The tributaries of the mighty river. Are we not reminded by this word of another image under which the same truth is prefigured by Psalmist and Prophet —the nations of the earth gathered together from the four winds of heaven to the Holy City, and pouring in each its special products, its choicest gifts, as a tribute, to the treasury of the God of Israel. One offers its finely woven fabrics; another its elaborately chased vessels and intricate carvings; another its costly perfumes; another its ivory, its rare woods, its precious metals.

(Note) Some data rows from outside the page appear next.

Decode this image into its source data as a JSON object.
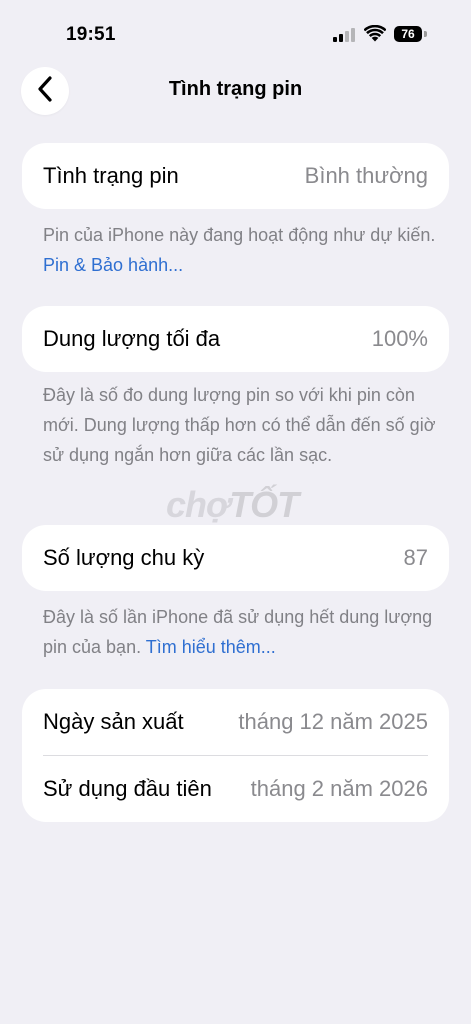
{
  "status_bar": {
    "time": "19:51",
    "battery_level": "76"
  },
  "nav": {
    "title": "Tình trạng pin"
  },
  "health_card": {
    "label": "Tình trạng pin",
    "value": "Bình thường"
  },
  "health_note": {
    "text": "Pin của iPhone này đang hoạt động như dự kiến. ",
    "link": "Pin & Bảo hành..."
  },
  "capacity_card": {
    "label": "Dung lượng tối đa",
    "value": "100%"
  },
  "capacity_note": {
    "text": "Đây là số đo dung lượng pin so với khi pin còn mới. Dung lượng thấp hơn có thể dẫn đến số giờ sử dụng ngắn hơn giữa các lần sạc."
  },
  "cycle_card": {
    "label": "Số lượng chu kỳ",
    "value": "87"
  },
  "cycle_note": {
    "text": "Đây là số lần iPhone đã sử dụng hết dung lượng pin của bạn. ",
    "link": "Tìm hiểu thêm..."
  },
  "dates_card": {
    "manufacture_label": "Ngày sản xuất",
    "manufacture_value": "tháng 12 năm 2025",
    "first_use_label": "Sử dụng đầu tiên",
    "first_use_value": "tháng 2 năm 2026"
  },
  "watermark": {
    "prefix": "chợ",
    "suffix": "TỐT"
  },
  "colors": {
    "background": "#f0eff5",
    "card": "#ffffff",
    "secondary_text": "#8a8a8e",
    "link": "#2f6fd1"
  }
}
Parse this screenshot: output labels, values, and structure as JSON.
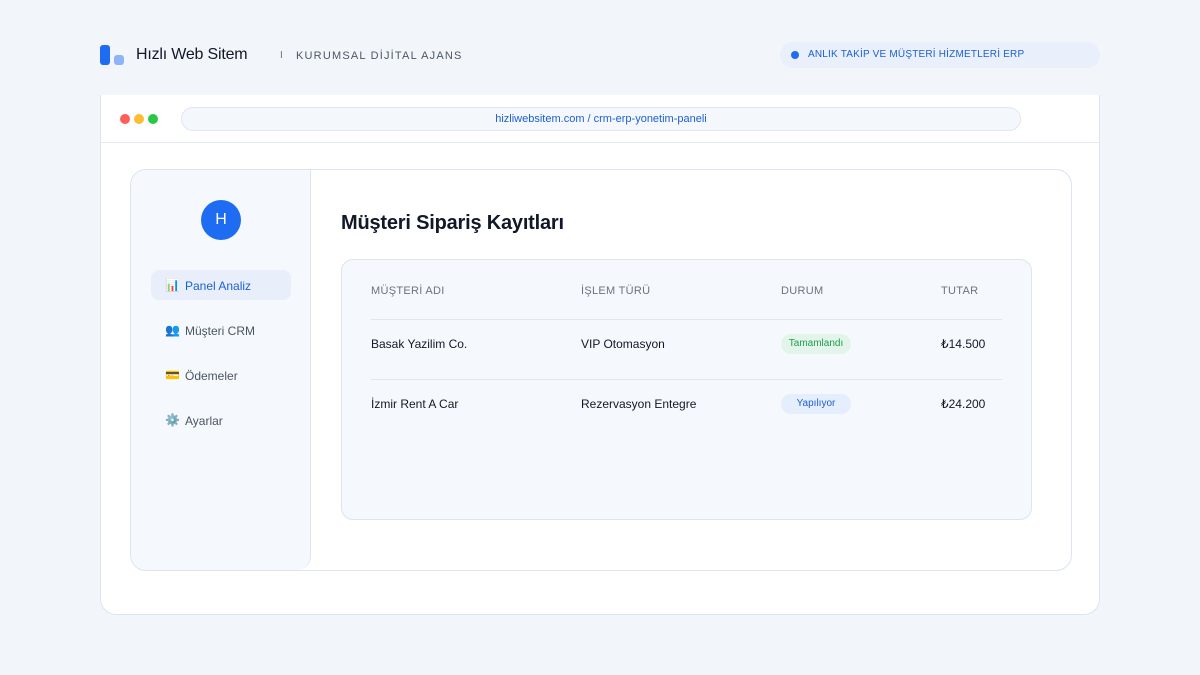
{
  "brand": {
    "name": "Hızlı Web Sitem",
    "separator": "I",
    "tagline": "KURUMSAL DİJİTAL AJANS"
  },
  "status_pill": {
    "text": "ANLIK TAKİP VE MÜŞTERİ HİZMETLERİ ERP",
    "dot_color": "#1d6cf2"
  },
  "browser": {
    "url": "hizliwebsitem.com / crm-erp-yonetim-paneli"
  },
  "sidebar": {
    "avatar_initial": "H",
    "items": [
      {
        "icon": "📊",
        "icon_name": "bar-chart-icon",
        "label": "Panel Analiz",
        "active": true
      },
      {
        "icon": "👥",
        "icon_name": "users-icon",
        "label": "Müşteri CRM",
        "active": false
      },
      {
        "icon": "💳",
        "icon_name": "credit-card-icon",
        "label": "Ödemeler",
        "active": false
      },
      {
        "icon": "⚙️",
        "icon_name": "gear-icon",
        "label": "Ayarlar",
        "active": false
      }
    ]
  },
  "main": {
    "title": "Müşteri Sipariş Kayıtları",
    "table": {
      "headers": [
        "MÜŞTERİ ADI",
        "İŞLEM TÜRÜ",
        "DURUM",
        "TUTAR"
      ],
      "rows": [
        {
          "customer": "Basak Yazilim Co.",
          "type": "VIP Otomasyon",
          "status": "Tamamlandı",
          "status_kind": "done",
          "amount": "₺14.500"
        },
        {
          "customer": "İzmir Rent A Car",
          "type": "Rezervasyon Entegre",
          "status": "Yapılıyor",
          "status_kind": "progress",
          "amount": "₺24.200"
        }
      ]
    }
  },
  "colors": {
    "accent": "#1d6cf2",
    "success": "#1b9e4b",
    "background": "#f2f6fb"
  }
}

Do we ask what is the counterpart to all this in the history of the Christian Church? Has not each great nation in succession, as it was gathered into the fold of Christ, given some fresh accession of strength to the Church; emphasized some doctrinal truth or developed some practical capacity or fostered some religious sentiment; and thus in some way or other contributed to the more complete understanding or the more effective working of the faith once delivered to the saints? Look at the earliest of these great tributaries to the stream of Christian History. Reflect how much the Church owes to the special capacities and opportunities of the Greek people. A language wider in its range and more subtle in its distinctions than any which the world has ever heard—a language moreover which was already the medium of communication throughout the civilised world—becomes the vehicle for spreading the Gospel. A race gifted with a special capacity of philosophic thought is exercised upon the writings of the Apostles and Evangelists, and draws up those creeds and formularies which are the heritage of the Church to this day. This is the tribute of the Greek to the sanctuary of God. And next the Latin race also offers its choicest products at the same altar. Here is a marvellous capacity of practical organization, a genius for making and administering laws such as no other nation has possessed. No common tribute this to pay into the sacred treasury. Observe too that in the Divine Providence the tributaries flowed into the main stream in due order. The Church wanted the systematic statement of the doctrines first as the basis, and then the practical organization for giving them effect. I have spoken of the two great nations of the ancient world. But let us come nearer home, and ask what special offerings were poured into the Divine treasury by the two great races which to this day make up the population of the united kingdom— the Celtic race in Ireland, Wales, and the Highlands —the Teutonic race which is the staple of the people of England. No ignoble gift was the offering either of Teuton or of Celt. The Teuton, besides his innate reverence for the obligations of family life, laid on the altar of God, as his choicest offering, a fearless love of truth and a manly determination to abide by it, which emboldened the heroes of the reformation to think for themselves, to throw off the fetters of medievalism and to breathe the pure air of the Gospel again. Not less costly, though different